To become a successful entrepreneur in any industry, you need a strong handle on your own business finances. Planning out your expenses and setting financial milestones can help you maintain a healthy business—it’ll also show your readers that you won’t go in the red.
Your financial plan should first outline your expected costs. List out your monthly operational expenses, organized by specific categories, like rent, utilities, dog food, and business insurance. If you’re launching a new dog daycare business, create a separate list that outlines your startup costs, which are the expenses you need to cover before you can launch. Startup costs may include one-time expenses, such as dog kennels, dog dishes, leashes, and pet beds.
Once you’ve outlined all your costs, you can show how your net profits will continue to rise. Work with a financial professional (such as an accountant or analyst) to create realistic mockups of cash flow statements, income statements, and other financial statements that cover your expected growth for the next five years.
A strong, carefully considered financial plan increases the likelihood that potential lenders and investors will gain confidence in your business. Plus, you’ll be able to track your growth and determine if you’re on the right track to meet your business goals.
Take the pet industry by storm

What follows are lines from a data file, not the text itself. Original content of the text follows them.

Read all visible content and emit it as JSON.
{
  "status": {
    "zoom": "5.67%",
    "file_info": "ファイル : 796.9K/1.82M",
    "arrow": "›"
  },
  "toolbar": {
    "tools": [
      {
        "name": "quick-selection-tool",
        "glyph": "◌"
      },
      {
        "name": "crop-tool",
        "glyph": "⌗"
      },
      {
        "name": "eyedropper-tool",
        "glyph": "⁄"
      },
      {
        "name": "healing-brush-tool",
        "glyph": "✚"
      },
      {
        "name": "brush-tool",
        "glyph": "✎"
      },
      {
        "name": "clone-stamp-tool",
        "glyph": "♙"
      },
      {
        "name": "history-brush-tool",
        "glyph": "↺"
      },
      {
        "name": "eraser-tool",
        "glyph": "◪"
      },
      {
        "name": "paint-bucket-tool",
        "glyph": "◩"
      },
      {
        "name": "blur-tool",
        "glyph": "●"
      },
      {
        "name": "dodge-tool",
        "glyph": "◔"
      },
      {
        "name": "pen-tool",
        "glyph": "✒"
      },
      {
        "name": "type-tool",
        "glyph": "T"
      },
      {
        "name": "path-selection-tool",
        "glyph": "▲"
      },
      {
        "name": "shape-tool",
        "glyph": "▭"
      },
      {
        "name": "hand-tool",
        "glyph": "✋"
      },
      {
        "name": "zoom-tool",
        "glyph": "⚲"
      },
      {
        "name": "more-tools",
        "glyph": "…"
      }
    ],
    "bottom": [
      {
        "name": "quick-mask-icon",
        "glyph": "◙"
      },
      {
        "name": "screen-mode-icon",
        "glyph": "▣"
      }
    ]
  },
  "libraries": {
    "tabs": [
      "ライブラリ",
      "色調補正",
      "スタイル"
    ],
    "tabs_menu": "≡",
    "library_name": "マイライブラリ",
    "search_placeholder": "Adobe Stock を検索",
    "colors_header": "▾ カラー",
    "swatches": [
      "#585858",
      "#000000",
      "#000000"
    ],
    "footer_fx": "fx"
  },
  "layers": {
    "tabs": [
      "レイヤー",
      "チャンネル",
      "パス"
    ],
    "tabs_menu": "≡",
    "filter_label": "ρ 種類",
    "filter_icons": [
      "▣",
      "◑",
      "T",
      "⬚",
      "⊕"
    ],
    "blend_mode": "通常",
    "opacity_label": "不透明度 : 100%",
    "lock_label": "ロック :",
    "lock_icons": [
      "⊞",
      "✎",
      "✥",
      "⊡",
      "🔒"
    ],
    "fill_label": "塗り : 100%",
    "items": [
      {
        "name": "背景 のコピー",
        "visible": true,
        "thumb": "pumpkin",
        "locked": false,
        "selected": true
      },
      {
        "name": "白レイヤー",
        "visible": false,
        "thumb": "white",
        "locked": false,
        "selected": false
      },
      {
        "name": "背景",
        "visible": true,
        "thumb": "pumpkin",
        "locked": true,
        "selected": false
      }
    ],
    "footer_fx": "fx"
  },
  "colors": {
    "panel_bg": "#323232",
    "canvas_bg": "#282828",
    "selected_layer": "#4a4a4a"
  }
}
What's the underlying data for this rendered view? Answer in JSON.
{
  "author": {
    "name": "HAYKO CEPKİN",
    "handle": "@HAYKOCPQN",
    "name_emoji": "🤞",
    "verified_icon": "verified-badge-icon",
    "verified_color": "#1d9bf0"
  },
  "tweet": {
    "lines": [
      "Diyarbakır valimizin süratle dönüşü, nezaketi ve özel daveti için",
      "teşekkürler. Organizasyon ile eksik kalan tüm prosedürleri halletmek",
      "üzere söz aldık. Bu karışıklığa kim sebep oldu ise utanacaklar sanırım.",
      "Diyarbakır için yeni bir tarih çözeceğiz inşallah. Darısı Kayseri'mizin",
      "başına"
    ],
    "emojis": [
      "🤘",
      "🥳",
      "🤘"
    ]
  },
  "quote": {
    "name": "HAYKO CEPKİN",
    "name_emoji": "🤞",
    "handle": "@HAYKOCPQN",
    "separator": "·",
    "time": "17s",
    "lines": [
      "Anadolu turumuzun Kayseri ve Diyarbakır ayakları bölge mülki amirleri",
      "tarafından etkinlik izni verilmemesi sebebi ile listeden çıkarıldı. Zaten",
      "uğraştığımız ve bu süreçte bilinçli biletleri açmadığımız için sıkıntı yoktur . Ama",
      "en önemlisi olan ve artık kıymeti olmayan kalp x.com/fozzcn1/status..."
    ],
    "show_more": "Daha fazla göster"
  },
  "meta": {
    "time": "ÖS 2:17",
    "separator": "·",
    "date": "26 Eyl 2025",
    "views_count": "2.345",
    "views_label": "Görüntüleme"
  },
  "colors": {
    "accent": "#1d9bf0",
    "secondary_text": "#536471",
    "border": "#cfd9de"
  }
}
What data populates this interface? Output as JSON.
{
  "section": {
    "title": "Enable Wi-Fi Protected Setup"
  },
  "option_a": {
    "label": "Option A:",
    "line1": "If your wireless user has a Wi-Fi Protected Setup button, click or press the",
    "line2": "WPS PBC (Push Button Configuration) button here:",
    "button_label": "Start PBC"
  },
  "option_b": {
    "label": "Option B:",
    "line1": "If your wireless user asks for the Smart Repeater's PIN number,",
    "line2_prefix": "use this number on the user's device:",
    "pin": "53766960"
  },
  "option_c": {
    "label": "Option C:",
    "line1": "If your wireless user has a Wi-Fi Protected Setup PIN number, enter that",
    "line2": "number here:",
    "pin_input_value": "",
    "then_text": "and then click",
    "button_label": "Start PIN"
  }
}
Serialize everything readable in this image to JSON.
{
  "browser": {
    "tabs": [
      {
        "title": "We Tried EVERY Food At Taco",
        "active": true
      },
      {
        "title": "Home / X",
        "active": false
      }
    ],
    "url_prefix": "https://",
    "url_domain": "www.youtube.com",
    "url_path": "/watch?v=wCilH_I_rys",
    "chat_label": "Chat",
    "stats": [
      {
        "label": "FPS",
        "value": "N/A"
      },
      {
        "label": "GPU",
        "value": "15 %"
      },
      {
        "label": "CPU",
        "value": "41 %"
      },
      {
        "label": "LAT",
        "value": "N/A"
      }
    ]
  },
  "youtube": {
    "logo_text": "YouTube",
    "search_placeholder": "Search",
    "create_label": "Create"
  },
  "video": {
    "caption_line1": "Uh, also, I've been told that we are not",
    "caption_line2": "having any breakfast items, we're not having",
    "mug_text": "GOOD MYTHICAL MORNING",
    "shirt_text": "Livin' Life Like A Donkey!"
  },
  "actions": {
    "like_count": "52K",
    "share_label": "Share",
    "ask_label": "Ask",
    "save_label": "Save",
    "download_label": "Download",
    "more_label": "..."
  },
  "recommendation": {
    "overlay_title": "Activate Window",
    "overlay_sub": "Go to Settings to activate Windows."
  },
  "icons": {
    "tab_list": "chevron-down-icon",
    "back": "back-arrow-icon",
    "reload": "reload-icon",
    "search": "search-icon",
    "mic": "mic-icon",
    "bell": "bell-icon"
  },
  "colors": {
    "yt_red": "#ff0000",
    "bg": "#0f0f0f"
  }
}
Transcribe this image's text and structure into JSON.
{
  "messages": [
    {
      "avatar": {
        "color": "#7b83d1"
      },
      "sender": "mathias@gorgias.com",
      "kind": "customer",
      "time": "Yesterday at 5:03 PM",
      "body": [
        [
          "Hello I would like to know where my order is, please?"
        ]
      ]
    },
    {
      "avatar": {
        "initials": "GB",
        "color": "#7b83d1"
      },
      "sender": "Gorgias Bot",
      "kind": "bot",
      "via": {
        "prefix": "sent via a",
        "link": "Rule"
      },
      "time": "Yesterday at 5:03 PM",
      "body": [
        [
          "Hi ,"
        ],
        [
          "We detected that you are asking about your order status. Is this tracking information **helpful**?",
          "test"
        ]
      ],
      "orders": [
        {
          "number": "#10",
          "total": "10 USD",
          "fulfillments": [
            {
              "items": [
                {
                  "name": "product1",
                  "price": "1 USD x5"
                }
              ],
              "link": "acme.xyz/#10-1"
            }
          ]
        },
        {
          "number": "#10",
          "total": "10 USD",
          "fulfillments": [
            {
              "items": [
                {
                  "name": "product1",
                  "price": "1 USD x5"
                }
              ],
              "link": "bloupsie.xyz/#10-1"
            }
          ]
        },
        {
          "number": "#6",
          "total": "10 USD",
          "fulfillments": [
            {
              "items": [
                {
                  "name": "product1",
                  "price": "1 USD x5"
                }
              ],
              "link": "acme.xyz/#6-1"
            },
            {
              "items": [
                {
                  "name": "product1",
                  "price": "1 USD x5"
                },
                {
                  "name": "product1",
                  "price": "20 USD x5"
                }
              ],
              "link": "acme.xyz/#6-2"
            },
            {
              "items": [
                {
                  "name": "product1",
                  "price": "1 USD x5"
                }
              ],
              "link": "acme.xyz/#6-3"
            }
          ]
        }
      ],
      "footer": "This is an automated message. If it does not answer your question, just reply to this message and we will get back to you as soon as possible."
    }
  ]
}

Whether you’re in your first year of business or already started your company a few years ago, writing a dog daycare business plan allows you to strategize your future in the pet industry. You can establish what your business does at its core so your decisions always align with your brand and goals. A business plan can also help you create a marketing strategy and financial plan to guide your growth. For more ways to expand your customer base, get our tips to promote your business locally.
The information above is provided for educational and informational purposes only. It is not intended to be a substitute for professional advice and may not be suitable for your circumstances. Unless stated otherwise, references to third-party links, services, or products do not constitute endorsement by Yelp.